“A sincere community thank you to all,” he added.
He acknowledged the “sacrifices and hardships” put upon local business by what he termed “an unforeseen, public health menace of historic proportions that impacted our country like no other.”
The stay-at-home orders and social restrictions, he said, created an enormous amount of pressure on them to operate responsibly to protect their customers and employees.
“I know the battle isn’t over for them,” he said.
“Federal, state and local stimulus programs have and will continue to help, but we must all be mindful of the significant negative impacts on our businesses. Lost revenue from disruption of service to customers, supply chain interruptions and workforce concerns have crippled and, in some cases, dealt a fatal blow to some of our longstanding business partners. As consumers, please support our merchants and businesses any way you can.”
The city is still assessing the financial impact on the city.
“The 2020 economic crisis is forecast to have an uncertain impact on local income tax revenue, which makes up 34% of our general fund revenues. Based upon 2020 actual allocations, there could be lost revenue up to a half-million by some projections and could also impact property tax revenue as well,” Thallemer said.
Despite COVID, the city saw numerous achievements in capital projects in 2020.
Some highlights from the past year:
- Renovation and expansion of the wastewater plant has been completed, The project will provide much-needed additional capacity and is the biggest capital works project in city history with a price tag of about $30 million.
- The city continues to support new housing projects in the city. Construction on the 802 Center senior housing project will be complete later this year and result in 72 new apartments. Another housing project, Gateway Grove, involving 62 market-rate owner-occupied single-family dwellings, are planned for the old Madison Elementary property.
- Rehabbing of one of the two existing runways was completed and the city airport moved closer to seeing power lines lowered to accommodate flights
- Expanded its online services and teamed with the county to provide weekly news conferences online on pandemic developments. One press conference last July attracted almost 10,000 views.

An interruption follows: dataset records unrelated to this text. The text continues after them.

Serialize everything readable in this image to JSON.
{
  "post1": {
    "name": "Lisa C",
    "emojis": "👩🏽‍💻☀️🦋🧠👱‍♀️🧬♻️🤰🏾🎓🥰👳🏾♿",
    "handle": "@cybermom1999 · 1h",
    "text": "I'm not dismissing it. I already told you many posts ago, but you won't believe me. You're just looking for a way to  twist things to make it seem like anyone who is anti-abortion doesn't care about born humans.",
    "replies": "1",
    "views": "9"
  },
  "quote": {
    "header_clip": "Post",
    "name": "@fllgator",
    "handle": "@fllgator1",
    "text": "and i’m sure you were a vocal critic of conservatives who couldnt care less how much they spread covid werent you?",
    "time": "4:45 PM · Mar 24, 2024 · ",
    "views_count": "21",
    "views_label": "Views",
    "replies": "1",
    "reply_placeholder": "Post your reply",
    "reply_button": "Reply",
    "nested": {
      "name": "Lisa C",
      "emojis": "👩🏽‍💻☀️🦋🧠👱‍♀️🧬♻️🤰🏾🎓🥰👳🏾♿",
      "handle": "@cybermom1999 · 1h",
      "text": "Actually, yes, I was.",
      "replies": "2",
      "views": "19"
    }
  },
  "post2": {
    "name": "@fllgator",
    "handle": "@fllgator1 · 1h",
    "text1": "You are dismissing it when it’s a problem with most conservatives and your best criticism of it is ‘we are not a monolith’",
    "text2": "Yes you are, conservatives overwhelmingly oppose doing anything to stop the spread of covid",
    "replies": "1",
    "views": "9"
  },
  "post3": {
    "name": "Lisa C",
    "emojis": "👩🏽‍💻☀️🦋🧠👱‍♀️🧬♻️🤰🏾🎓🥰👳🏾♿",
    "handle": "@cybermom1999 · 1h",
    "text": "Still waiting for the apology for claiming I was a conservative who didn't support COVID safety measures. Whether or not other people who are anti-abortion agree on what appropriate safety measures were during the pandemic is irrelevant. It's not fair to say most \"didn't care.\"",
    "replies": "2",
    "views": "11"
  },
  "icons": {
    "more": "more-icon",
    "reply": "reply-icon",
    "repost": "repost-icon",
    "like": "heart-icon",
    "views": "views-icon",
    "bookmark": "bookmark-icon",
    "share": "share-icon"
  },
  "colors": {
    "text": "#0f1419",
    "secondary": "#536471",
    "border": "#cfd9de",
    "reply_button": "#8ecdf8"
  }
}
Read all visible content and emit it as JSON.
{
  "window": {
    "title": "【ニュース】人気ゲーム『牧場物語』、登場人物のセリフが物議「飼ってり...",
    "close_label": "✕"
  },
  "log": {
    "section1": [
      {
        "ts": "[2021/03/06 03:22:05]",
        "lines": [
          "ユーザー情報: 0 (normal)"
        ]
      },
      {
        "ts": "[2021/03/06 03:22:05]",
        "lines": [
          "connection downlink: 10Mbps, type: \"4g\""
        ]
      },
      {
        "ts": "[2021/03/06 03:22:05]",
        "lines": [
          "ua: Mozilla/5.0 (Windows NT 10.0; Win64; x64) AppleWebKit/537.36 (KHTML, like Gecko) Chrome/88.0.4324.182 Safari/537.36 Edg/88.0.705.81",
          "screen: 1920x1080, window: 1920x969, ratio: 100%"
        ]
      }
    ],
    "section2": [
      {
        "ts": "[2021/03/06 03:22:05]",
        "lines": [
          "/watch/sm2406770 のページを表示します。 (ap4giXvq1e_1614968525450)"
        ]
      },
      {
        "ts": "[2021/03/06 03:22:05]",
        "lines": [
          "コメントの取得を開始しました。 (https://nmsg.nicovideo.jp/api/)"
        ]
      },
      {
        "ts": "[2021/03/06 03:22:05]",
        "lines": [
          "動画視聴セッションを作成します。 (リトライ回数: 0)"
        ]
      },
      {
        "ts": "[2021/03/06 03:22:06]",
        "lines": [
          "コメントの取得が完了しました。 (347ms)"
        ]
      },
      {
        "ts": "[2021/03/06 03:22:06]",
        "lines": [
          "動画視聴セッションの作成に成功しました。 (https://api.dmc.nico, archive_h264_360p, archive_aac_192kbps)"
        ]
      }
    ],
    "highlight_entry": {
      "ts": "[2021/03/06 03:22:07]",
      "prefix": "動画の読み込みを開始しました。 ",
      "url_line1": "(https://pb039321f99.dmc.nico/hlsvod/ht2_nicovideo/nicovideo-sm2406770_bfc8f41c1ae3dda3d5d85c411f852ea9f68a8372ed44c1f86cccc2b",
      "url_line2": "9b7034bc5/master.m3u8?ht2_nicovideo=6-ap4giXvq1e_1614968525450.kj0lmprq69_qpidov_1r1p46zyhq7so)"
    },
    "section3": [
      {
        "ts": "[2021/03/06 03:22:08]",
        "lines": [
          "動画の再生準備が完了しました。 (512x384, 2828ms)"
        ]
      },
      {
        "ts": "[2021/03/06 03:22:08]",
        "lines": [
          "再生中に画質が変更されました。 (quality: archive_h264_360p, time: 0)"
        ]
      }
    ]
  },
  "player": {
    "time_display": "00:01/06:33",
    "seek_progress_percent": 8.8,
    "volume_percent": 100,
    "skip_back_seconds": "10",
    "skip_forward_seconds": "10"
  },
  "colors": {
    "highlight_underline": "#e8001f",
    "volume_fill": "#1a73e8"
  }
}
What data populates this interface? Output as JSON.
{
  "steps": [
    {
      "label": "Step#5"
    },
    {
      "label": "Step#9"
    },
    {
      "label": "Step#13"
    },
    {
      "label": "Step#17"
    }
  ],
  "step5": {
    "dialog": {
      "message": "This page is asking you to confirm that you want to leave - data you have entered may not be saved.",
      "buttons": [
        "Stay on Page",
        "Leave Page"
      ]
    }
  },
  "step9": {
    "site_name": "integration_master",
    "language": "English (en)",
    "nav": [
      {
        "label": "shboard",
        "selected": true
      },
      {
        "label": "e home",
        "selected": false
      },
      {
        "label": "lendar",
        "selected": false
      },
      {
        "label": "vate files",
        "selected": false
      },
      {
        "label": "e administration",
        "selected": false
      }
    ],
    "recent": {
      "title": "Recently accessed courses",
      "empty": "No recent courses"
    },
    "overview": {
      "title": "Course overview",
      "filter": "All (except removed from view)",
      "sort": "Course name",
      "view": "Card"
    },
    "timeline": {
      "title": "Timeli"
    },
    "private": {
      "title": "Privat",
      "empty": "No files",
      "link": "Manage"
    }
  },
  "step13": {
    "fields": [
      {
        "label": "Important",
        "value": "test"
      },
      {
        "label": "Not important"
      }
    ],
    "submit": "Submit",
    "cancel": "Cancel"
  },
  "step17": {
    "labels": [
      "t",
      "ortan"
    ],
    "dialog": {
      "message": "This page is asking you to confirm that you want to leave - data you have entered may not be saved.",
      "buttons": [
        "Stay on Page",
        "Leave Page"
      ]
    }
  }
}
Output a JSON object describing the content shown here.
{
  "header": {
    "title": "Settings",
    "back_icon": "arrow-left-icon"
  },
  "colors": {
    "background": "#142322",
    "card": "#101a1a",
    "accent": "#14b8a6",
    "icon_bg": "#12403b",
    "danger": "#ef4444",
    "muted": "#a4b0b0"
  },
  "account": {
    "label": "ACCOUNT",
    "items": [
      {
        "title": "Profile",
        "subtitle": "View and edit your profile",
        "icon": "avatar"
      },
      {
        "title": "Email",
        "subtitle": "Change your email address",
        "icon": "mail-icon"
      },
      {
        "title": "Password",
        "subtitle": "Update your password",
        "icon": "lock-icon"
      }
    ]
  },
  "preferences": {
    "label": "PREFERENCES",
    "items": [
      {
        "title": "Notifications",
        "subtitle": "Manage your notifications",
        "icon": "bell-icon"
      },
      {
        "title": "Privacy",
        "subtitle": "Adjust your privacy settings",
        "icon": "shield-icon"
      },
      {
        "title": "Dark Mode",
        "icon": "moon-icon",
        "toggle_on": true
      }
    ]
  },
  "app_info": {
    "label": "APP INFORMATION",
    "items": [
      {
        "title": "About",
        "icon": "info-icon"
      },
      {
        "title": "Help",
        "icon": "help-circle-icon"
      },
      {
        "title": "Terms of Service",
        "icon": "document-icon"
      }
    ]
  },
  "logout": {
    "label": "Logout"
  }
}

- Continued to see growth in the orthopedic industry as Nextremity Solutions plans to finish construction of is new headquarters in the city’s tech park. Other orthopedic companies, including Wishbone Medical and Razor Medical Instruments, were among several to announce growth plans.
- Established a new department focusing on community development. Longtime plan director Jeremy Skinner was named director of community development and Justin Taylor was named city planner.
Thallemer’s speech also included a few announcements:
- He discussed the need to hire more police. The department has about five openings for officers and needs more personnel after the city made significant annexations two years ago. Thallemer said he will soon talk with the council about addressing the issue and said afterward that that primarily involves increasing pay.
- He announced the city is hoping to use the old Owen’s property on the near west side for the development of housing and other uses, including possibly a parking garage.
- He touted the city’s garbage and recycling services but suggested council will look to establish a modest fee.
- Thallemer said he will continue to work toward implementing a mental health initiative within the Warsaw Wayne Fire Territory that would serve the community.
- Announced that construction of a new parks office would begin this year and that construction of the multi-use four-story building next to the future Buffalo Street Plaza will begin this year.